[Web page and app entries]
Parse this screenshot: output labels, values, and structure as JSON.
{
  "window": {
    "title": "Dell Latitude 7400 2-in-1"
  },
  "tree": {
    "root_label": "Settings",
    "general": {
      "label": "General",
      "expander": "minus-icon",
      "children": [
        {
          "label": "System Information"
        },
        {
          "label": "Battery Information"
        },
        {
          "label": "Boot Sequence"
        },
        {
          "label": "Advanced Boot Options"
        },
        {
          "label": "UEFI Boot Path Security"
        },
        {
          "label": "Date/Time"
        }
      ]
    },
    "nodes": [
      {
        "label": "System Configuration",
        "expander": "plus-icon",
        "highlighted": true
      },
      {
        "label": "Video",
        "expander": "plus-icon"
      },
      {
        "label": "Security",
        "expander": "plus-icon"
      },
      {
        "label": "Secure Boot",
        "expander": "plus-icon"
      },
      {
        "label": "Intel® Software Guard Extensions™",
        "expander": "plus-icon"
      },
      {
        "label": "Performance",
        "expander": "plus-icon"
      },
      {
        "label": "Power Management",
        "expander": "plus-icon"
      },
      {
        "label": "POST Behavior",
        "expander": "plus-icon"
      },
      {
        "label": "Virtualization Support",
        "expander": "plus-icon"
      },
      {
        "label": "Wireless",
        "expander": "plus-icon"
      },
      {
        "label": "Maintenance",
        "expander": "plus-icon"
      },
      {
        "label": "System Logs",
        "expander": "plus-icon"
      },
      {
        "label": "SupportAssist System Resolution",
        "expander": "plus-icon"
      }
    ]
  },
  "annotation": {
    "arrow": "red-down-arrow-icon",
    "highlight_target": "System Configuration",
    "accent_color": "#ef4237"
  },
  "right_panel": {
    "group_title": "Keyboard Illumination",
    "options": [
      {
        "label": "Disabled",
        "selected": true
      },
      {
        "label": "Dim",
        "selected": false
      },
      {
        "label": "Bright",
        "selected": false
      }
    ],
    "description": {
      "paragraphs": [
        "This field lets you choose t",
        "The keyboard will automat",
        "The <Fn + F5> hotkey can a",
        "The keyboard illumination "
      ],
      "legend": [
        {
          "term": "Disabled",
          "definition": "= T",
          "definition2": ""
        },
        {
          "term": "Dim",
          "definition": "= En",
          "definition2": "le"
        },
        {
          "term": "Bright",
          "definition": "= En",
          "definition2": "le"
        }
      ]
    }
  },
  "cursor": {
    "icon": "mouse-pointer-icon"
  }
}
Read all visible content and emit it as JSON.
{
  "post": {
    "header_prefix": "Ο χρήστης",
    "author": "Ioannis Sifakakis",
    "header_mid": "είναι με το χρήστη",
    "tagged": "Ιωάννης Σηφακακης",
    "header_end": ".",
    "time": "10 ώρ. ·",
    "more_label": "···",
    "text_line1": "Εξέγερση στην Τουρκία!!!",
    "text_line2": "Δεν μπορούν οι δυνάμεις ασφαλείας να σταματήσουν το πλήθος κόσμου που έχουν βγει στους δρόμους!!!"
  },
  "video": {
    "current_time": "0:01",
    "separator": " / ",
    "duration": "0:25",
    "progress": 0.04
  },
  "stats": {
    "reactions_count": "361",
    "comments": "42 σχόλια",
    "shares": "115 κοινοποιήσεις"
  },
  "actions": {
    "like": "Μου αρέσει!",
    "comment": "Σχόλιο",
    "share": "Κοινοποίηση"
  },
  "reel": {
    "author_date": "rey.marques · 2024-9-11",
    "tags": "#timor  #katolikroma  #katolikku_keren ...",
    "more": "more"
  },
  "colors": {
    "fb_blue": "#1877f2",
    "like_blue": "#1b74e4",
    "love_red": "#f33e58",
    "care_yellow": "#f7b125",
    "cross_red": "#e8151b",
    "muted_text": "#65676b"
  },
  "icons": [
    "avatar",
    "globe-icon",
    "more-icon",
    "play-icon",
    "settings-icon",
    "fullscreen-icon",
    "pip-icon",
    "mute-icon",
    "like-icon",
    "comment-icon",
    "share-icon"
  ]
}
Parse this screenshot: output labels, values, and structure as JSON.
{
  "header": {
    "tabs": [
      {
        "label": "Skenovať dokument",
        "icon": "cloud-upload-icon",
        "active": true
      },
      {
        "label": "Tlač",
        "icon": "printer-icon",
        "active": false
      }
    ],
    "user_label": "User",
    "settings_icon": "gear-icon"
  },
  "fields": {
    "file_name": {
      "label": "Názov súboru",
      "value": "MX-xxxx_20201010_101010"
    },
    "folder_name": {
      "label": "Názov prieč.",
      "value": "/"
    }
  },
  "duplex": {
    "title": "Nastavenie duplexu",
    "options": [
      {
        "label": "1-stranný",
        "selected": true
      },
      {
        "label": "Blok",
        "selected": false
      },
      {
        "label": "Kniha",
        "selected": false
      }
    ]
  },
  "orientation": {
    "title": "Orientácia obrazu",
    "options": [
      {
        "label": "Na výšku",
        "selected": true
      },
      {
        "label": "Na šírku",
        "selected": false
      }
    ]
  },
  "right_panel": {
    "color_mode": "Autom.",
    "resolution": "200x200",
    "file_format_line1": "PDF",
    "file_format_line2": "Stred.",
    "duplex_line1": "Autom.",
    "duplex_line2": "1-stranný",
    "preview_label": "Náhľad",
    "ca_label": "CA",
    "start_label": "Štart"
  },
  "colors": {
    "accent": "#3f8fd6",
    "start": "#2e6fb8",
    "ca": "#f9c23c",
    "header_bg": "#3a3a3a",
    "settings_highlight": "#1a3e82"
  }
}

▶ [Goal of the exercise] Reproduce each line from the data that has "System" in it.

▶ [Answer below]
          "label": "System Information"
        "label": "System Configuration",
        "label": "System Logs",
        "label": "SupportAssist System Resolution",
    "highlight_target": "System Configuration",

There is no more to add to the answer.